Why do fish migrate?

In winter, we cannot often eat fresh yellow croaker; similarly, in summer, we cannot often eat fresh hairtail fish. This is because it is difficult to catch them during those seasons. Do you know the reason behind this?

It turns out that fishermen catch fish in the ocean based on the migratory patterns of the fish during certain periods. In winter, there are no yellow croakers migrating along the Chinese coast, so we can’t get fresh yellow croaker; in summer, there are no hairtail fish migrating along the coast, so we can’t get fresh hairtail fish.

So, why do fish have such migrations?

The reasons for migration vary among different species of fish. Generally, they can be classified into the following categories:
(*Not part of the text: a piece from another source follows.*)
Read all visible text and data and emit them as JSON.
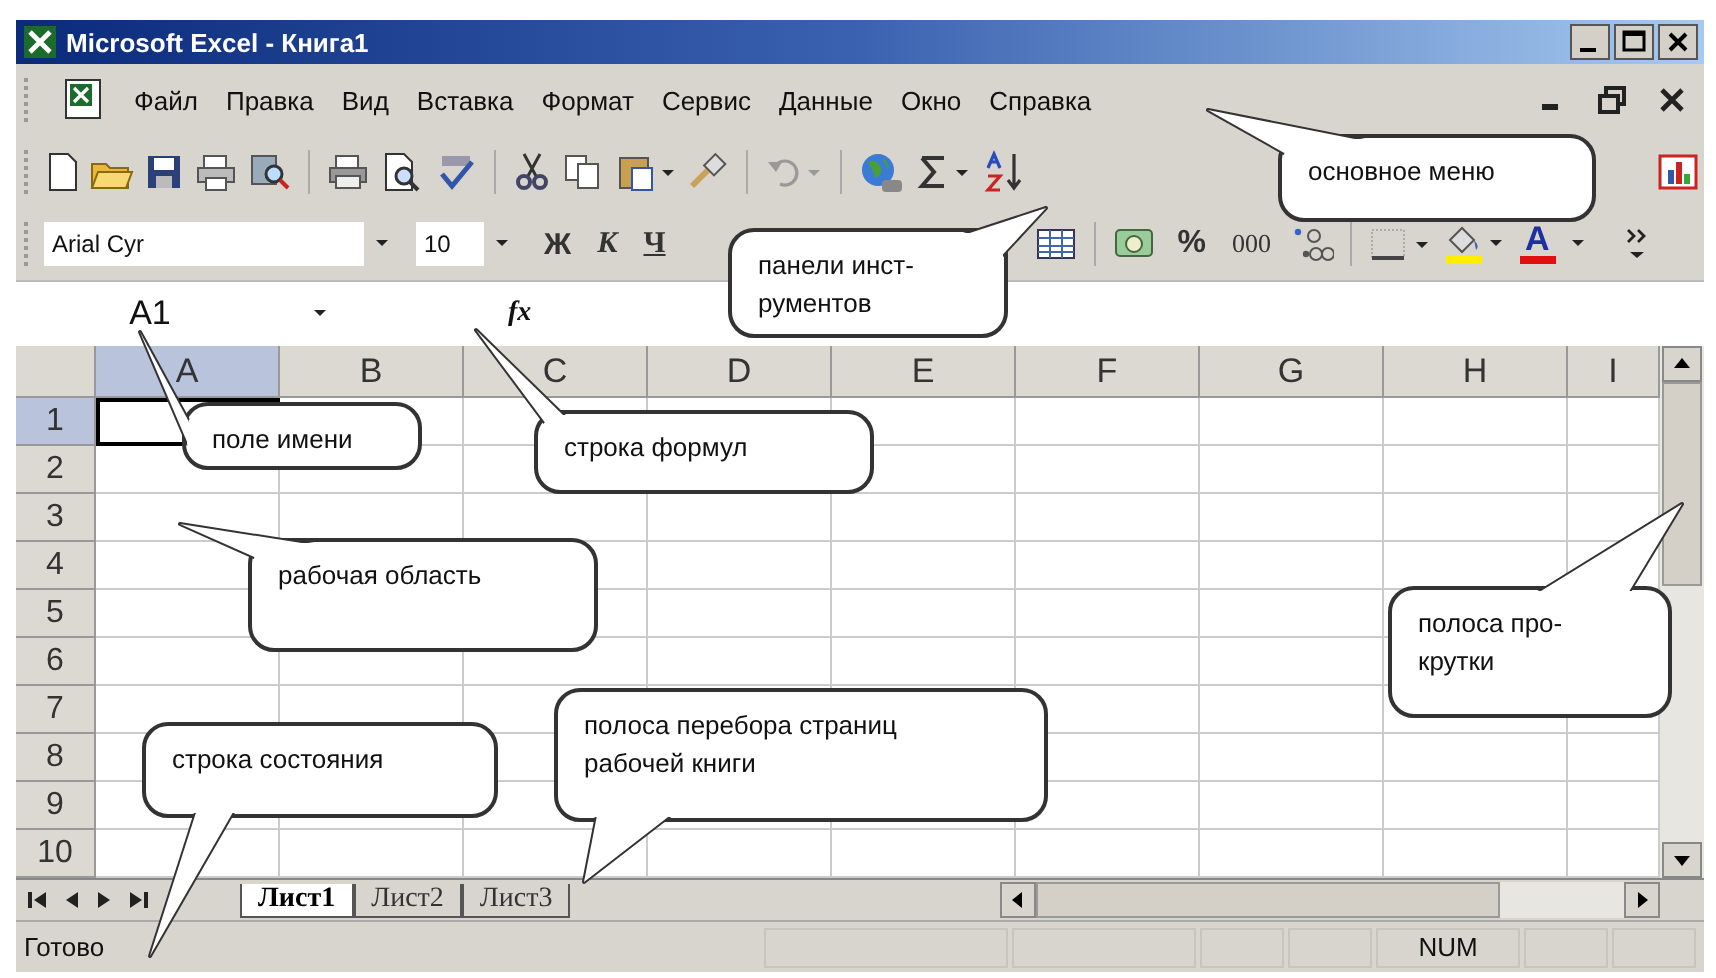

First, fish have a certain range of temperature adaptability. Being cold-blooded animals, fish have a weak ability to withstand temperature changes. When the sea temperature rises or falls, they have to move to places with suitable temperatures. However, the sea water in the ocean often flows in specific routes and directions. For example, along the Chinese coast, there are two opposing currents: one is a dark current flowing from south to north, and the other is a cold current flowing from north to south. These two currents have unequal flow strengths in different seasons, causing the sea temperature to change with the seasons. For instance, the suitable water temperature for cod is 2°-10°C, so they migrate north in spring and summer and south in autumn and winter. This seasonal migration of fish in groups is called “seasonal migration” by ichthyologists.

Second, during the breeding season, besides suitable water temperatures, some fish also need to choose areas with abundant food, fewer natural enemies, and suitable places for their fry to develop to spawn. This collective migration to leave their original habitat to spawn usually has specific timing and purpose. Some migrate from the ocean to rivers to spawn, such as shad and anchovy; some migrate from deep sea to shallow sea; some migrate from the open sea to the coast, like small yellow croaker which migrates from the East China Sea to the Yellow Sea and Bohai Sea in spring and summer to spawn. There are also freshwater fish like eel that migrate from freshwater rivers to the deep sea to spawn, while fish like black carp, grass carp, silver carp, and bighead carp migrate to the upper reaches of rivers to spawn because the rapid water flow and rich oxygen there are very beneficial for egg hatching. The group spawning during reproduction also increases the fertilization rate. This type of migration is called “reproductive migration.”

Third, the food of fish mainly consists of plankton. However, plankton growth varies with differences in water flow, temperature, salinity, and nutrient content in the ocean, being abundant in some places and scarce in others. This results in uneven distribution of fish food, so some fish often migrate in groups to areas rich in food during certain periods. For example, in spring when the water temperature rises, most fish migrate from the deep sea to the coastal bays where plankton is abundant; in summer, when the shallow sea water temperature rises, they migrate back to the deep sea. This collective movement in search of food is called “feeding migration.”

Due to these migratory behaviors, and the fixed routes, timing, directions, and destinations of these migrations, the supply of fish also exhibits certain seasonality.